Lyu Zhiguo, leading the team of researchers at the Hypervelocity Aerodynamics Institute under the China Aerodynamics Research and Development Center in Mianyang, has stated that China has built the world’s largest free-piston driven expansion tube wind tunnel with high enthalpy; heat intensity in the air is measured by enthalpy.
According to Chinese researchers, this new wind tunnel is expected to support a diverse range of missions; both military and commercial. Such missions are likely to include: launch of Chinese astronauts to the moon; development of hypersonic aircraft that could go anywhere in the world in “just one hour”; high-level national engineering projects like the lunar landing project’s return capsule; development of interstellar exploration aircraft that can enter alien atmospheres, and; scramjet-powered aircraft and missiles that can travel at hypersonic speeds.
China has built the world’s largest piston-driven shock wind tunnel which can simulate flight conditions of “more than 33 times the speed of sound” for hypersonic weapon research and space programmes

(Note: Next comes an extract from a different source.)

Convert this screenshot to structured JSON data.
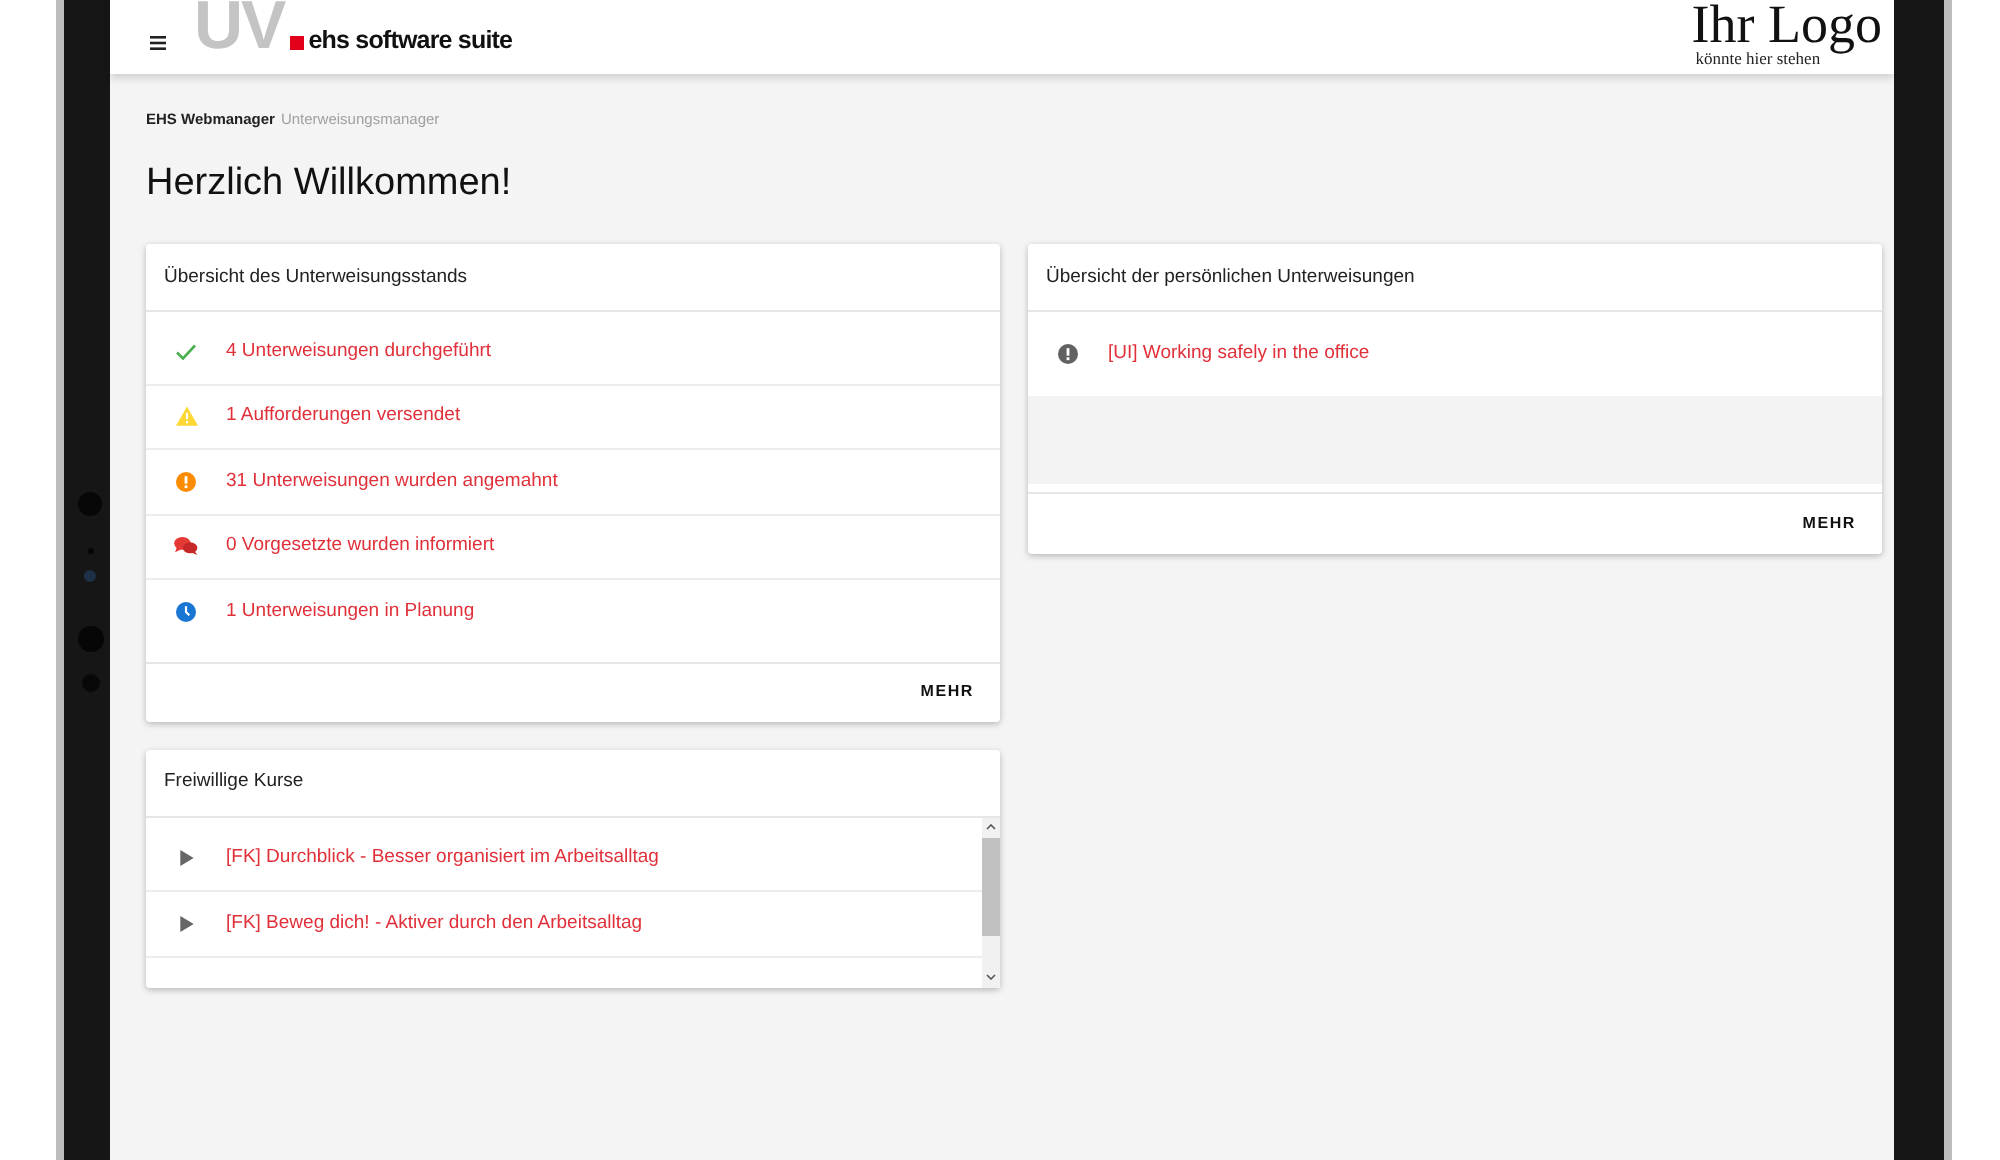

China also claims to have made a big breakthrough in hypersonic flight communication to maintain consistent contact with vehicles travelling at Mach 5 plus speed. According to scientists from the Beijing-based Science and Technology in Space Physics Laboratory, the system might enable ground control to maintain consistent communication with a hypersonic vehicle as it flies at a high altitude at speeds up to 20 times the speed of sound. Previous research by a different team of Chinese researchers had claimed that a hypersonic weapon could connect with and pinpoint targets using 6G technology, avoiding some of the blackout problems that arise at five times the speed of sound or faster.
In a report published in the Chinese journal ‘Missiles and Space Vehicles’ on August 10, 2022, Li Bin, leading the researchers team, called it a big breakthrough, implying that Chinese scientists could prevent the communication blackout that occurs when artificial objects (like ballistic missiles and re-entry capsules) achieve hypersonic speed in the atmosphere. According to tests performed, a high-frequency communication network comprising on-ground stations, orbiting satellites, and seagoing vessels may be used to overcome the communication blackout with a hypersonic missile; the network allowing real-time streaming of data collected by sensors on a hypersonic platform.
China also claims to have made a big breakthrough in hypersonic flight communication to maintain consistent contact with vehicles travelling at Mach 5 plus speed
Flight control for Chinese hypersonic weapons is primarily carried out in the military’s high-frequency Ka-band. Its signals have a stronger beam that can penetrate the plasma barrier. Bin’s team also discovered that a pointed tip at the front of the weapon could thin the plasma sheath and enhance communication. They also investigated gallium nitride (GaN) semiconductor technology for hypersonic communication. They discovered that employing GaN in the Ka-band power amplifier could help to resolve the tension between transmission power and power consumption.
With base stations in Africa, South Americaand Northern Europe, China has built one of the largest communication networks in the world. Relay satellites and signal tracking ships expand coverage to isolated regions like the Arctic and Pacific oceans. A number of recent tests have established that with this network, hypersonic weapon communication could be established in 0.8 seconds. China’s recent breakthrough in hypersonic communications, together with its reach of global network implies that the Peoples’ Liberation Army (PLA) would use it to gather intelligence and have the ability to launch precise attacks on targets anywhere in the world.